'A motion to alter or amend the judgment shall be served not later than 10 days after entry of the judgment.'
Although defendants deny the misrepresentation, the trial court's findings in this regard are not challenged on appeal
We think the better procedure would have been simply to withdraw the claim from the jury's consideration with an instruction to the jury that the fact that said claim had been withdrawn was not in any way to be considered in the trial of the remaining issues
In the hearing to vacate the original judgment the trial court set aside the release involved. In defendants' original brief on appeal, the right of the trial court to do this is not questioned. In fact, defendants' brief states:
'In this regard, Appellants readily concede that as a general proposition, a court may set aside a release where such release is procured by a misrepresentation as to the material facts.'
Defendants have filed a supplemental brief, which this court allowed for the sole purpose of citing supplemental authority. Within the brief, and for the first time, defendants raise the claim that before the release can be set aside defendants are entitled to a jury trial thereon, notwithstanding the power of the trial judge to vacate the judgment. Although we deem the point waived as not properly raised on appeal (see Earle R. Hanson & Associates v. Farmers Cooperative Creamery Co., 403 F.2d 65 (8 Cir. 1968', we take caution to point out we do not specifically pass upon the propriety of the procedure followed in setting aside the release in a 60(b) motion. We note, however, that the release was obviously based upon the fraudulent judgment obtained, and there could be little question as to any subsequent determination by separate summary judgment of otherwise of its invalidity.
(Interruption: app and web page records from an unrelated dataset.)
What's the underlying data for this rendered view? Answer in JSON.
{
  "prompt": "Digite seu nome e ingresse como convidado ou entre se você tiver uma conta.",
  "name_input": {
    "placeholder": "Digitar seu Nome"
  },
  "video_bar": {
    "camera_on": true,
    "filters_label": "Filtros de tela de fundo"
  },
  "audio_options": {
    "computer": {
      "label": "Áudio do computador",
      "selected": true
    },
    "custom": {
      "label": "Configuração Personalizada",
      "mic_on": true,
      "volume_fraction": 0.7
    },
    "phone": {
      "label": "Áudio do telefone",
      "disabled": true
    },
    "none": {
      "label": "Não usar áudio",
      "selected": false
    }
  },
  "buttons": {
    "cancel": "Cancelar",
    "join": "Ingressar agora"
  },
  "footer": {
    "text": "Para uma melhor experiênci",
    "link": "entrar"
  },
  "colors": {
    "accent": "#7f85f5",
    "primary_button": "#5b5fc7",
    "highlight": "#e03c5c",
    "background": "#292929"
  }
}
However, all that is decided here is that the trial court had the power to vacate the judgment under 60(b); that it then had the discretion to grant a new trial or enter a new judgment on the true verdict rendered.